What ruffled Fox’s chickenhawk feathers was their addled interpretation of the song as anti-military. And what made the song anti-military was that it was allegedly anti-war. Fox pounded that view into their audience all day with segments on Fox & Friends, where co-host Anna Kooiman said it was “a slap in the face” to veterans; on Outnumbered, where it was characterized as an “outrage;” and on The Five, where co-host Eric Bolling called the choice of material “a mistake.”
First of all, the song is not anti-war. It is anti-elitist privileged classes that exempt themselves from the burdens of society. It explicitly criticizes the rich and powerful who vote themselves tax cuts and shield their kids from the dirty business of defending the freedom that they exploit. The song’s title should make it obvious enough that the hacks on Fox wouldn’t need to struggle to figure it out.

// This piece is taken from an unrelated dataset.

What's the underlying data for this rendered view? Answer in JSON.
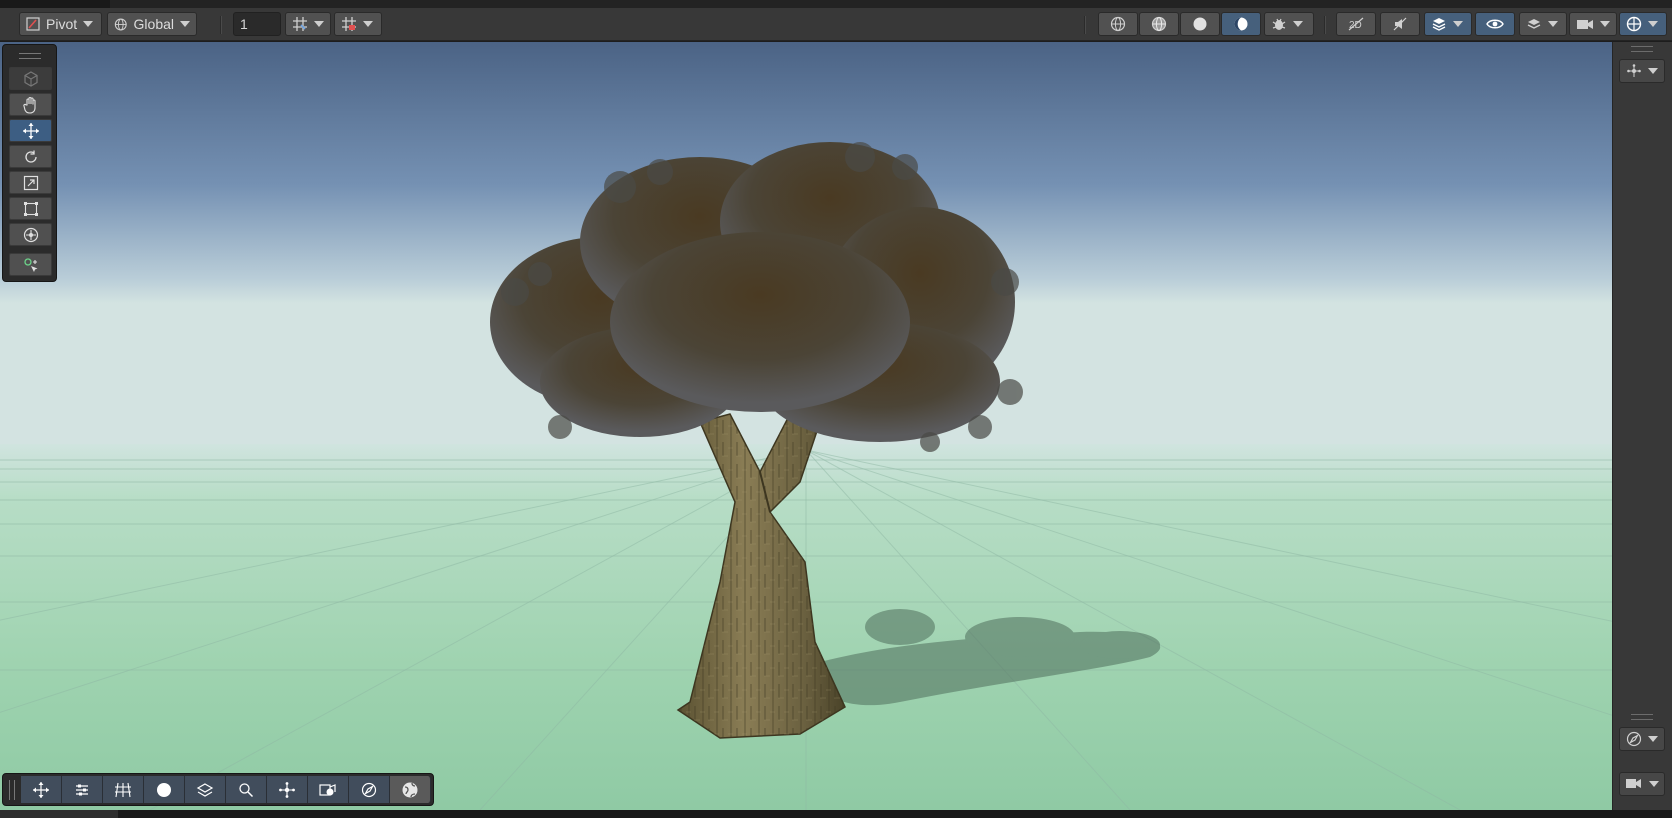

The performance was made even worse, Epstein contended, because "Fortunate Son" is "an anti-draft song, and this concert was largely organized to honor those who volunteered to fight in Afghanistan and Iraq."
The Boss has been in the Fox News crosshairs all day, too. On Fox Business Network, Stuart Varney questioned why Springsteen, "an outspoken leftist," would play politics with the troops.
"So much for HBO's 'Concert for Valor,'" Clayton Morris said at the outset of this morning's "Fox & Friends."
On Fox's "Outnumbered," co-host Andrea Tantaros professed to be a fan of both Springsteen and Grohl, but wondered why they didn't just go with a different song.
"It's amazing to me that nobody — think of all the people that are involved in a concert like this — nobody had the brains to stop and say, 'You guys might want to pick a different song,'" Tantaros said.
Let me say this again. Conservatives don't own the voice of the nation's troops . This is what is making me really angry.
The troops are not conservative, They are not liberal. They are a collective of people who care about this nation. The troops are not a monolith. The are not a political demographic.
DoSomething.org spoke with Rajiv Srinivasinan, admissions officer at the U.S. Military Academy at West Point and CEO of MyVetwork—a non-profit dedicated to easing the transition from military to civilian life for returning veterans. Rajiv let us know the top five reasons citizens join the service.
1. Education. When you enlist in the army, you have the opportunity to receive a fully-funded education. Considering the rising amount of student debt in America, the option to attain a college degree without taking out loans is desirable to prospective soldiers.
2.Stability. Joining the military means a steady paycheck and a stable career trajectory. Many people can't risk the uncertainty of job hunting without cash flow to pay bills and support a family.
3. Respect. People want to be respected members of their communities. For many, the military is a path toward community-wide respect.
4. Community. Rajiv expressed that the military offers a strong sense of family and community. Those who have come from a fragmented background seek a foundation of love and support that military communities provide.
4. Adventure. People join because they're looking for a challenge and an adventure.
There are many many people who have come back from war disillusioned and disheartened. They deserve a voice as well, but according to some, they should be silenced for not waving the red white and blue in homage to the military wounded and dead.
They should not care that so many of our brethren are unemployed and homeless, suffer from depression and PTSD and other war-related injuries.
Nope, not according to FOX "News". Oh -- and clearly a rapper cursing around a bunch of sailors was just the thing that ruined the concert. Listen to this commentary.
Got Your 6 is proud to partner with The Concert for Valor to celebrate our veterans this Veterans Day. To keep the conversation going, check out “What’s Next”, a video the represents the growing veteran empowerment movement. Hear more stories from returning veterans and find additional resources as you browse our site.
If people are so pissed off about an anti-war song, then give musicians a reason to never have to write an anti-war song.
And dammit it all to hell - stop the perpetual war machine that makes this song still relevant to this day, 30 years later.
Come back home to the refinery Hiring man says "son if it was up to me" Went down to see my V.A. man He said "son don't you understand now" Had a brother at Khe Sahn fighting off the Viet Cong They're still there he's all gone He had a woman he loved in Saigon I got a picture of him in her arms now Down in the shadow of penitentiary Out by the gas fires of the refinery I'm ten years burning down the road Nowhere to run ain't got nowhere to go Born in the U.S.A.
Some people still don't get it -- just like this guy, 28 years ago.
They don't own the troops. they don't own patriotism and they don't own the USA, no matter what the likes of George Will said in 1984. "I have not got a clue about Springsteen's politics, if any, but flags get waved at his concerts while he sings songs about hard times. He is no whiner, and the recitation of closed factories and other problems always seems punctuated by a grand, cheerful affirmation: 'Born in the U.S.A.!'"
ETA at this late hour (3:50 PM) : I'm telling you, there is a group of people that I do not see bitching about this concert: VETERANS. Not one veteran group has come out against the concert of the performers.